**Exercise requirements**
Only the count is needed. Count the lines below with the word "value" in them.

━━━━━━

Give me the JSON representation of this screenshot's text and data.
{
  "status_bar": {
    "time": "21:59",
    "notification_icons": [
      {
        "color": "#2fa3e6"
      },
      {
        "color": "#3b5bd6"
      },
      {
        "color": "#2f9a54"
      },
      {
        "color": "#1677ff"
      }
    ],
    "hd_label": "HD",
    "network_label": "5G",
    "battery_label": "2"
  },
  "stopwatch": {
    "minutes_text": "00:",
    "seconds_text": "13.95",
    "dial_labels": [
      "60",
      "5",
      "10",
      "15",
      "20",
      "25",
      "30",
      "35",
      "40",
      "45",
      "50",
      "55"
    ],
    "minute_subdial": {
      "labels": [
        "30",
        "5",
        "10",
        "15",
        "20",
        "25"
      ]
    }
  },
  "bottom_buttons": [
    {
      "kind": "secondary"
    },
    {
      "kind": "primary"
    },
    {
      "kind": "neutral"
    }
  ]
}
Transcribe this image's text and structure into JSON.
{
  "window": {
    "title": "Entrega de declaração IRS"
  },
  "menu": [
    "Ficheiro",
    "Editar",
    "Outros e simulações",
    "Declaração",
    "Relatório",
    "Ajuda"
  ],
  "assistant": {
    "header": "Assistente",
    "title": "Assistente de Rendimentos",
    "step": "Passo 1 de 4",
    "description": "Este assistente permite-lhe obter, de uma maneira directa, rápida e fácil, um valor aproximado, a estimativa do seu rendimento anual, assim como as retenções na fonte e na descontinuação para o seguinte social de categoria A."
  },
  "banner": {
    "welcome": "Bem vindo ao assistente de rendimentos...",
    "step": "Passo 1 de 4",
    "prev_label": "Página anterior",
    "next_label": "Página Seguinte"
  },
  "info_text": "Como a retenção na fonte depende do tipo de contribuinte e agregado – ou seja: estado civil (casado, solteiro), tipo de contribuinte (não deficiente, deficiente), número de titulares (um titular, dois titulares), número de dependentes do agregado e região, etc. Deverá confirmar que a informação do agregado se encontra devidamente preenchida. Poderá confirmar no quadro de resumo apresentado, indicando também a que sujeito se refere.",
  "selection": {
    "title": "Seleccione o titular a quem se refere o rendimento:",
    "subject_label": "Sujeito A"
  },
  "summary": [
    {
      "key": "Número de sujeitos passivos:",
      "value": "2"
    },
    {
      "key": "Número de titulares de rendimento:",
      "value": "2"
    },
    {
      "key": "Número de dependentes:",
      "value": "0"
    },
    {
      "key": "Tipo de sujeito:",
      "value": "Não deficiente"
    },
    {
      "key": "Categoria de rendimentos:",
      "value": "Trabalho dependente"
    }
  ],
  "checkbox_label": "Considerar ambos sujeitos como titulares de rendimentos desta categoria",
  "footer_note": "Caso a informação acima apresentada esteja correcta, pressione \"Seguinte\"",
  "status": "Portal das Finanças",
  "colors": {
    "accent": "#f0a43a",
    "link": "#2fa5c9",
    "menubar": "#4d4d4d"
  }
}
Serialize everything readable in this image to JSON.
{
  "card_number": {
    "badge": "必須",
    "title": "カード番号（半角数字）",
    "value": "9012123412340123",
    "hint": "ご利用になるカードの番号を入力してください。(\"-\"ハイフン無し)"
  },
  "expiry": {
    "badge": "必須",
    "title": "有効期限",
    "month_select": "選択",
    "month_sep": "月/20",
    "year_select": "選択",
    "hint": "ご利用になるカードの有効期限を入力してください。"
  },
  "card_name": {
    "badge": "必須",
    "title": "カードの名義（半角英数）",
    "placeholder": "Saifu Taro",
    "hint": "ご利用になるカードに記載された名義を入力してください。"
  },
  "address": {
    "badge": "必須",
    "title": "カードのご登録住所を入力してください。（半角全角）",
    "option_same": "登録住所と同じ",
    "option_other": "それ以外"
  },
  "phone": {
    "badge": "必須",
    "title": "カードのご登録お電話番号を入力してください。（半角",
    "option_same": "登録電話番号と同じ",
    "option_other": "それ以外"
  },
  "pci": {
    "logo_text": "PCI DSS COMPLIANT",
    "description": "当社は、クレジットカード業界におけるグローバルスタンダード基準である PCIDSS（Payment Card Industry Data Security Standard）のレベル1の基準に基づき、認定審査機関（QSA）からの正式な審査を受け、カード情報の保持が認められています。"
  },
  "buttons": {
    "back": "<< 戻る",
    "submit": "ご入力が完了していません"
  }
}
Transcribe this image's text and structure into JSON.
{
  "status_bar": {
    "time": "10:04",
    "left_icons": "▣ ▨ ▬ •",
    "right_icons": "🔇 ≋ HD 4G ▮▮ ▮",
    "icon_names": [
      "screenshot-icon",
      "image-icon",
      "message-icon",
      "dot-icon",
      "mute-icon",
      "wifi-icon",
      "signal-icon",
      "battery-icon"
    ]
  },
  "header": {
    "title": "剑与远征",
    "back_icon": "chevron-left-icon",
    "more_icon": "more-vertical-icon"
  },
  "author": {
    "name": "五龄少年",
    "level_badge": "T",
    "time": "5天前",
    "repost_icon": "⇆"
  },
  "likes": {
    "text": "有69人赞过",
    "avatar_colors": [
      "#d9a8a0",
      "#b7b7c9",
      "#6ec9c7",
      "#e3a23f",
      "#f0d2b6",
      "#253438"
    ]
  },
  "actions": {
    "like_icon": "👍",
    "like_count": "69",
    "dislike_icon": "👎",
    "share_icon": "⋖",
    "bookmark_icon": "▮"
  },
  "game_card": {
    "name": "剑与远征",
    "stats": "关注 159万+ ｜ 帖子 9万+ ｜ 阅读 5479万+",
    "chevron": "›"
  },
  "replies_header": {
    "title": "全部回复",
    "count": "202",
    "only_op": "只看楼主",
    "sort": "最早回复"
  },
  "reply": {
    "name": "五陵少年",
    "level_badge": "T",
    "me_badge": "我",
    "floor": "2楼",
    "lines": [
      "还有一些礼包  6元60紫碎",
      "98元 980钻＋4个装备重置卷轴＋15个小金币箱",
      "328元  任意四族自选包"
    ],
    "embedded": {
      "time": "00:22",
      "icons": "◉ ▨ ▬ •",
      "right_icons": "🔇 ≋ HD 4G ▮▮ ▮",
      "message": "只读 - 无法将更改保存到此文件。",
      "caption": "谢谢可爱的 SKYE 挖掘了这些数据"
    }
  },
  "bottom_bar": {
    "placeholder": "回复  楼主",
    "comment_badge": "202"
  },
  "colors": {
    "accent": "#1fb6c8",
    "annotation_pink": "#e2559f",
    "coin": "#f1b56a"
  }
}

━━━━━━

**Written answer**
6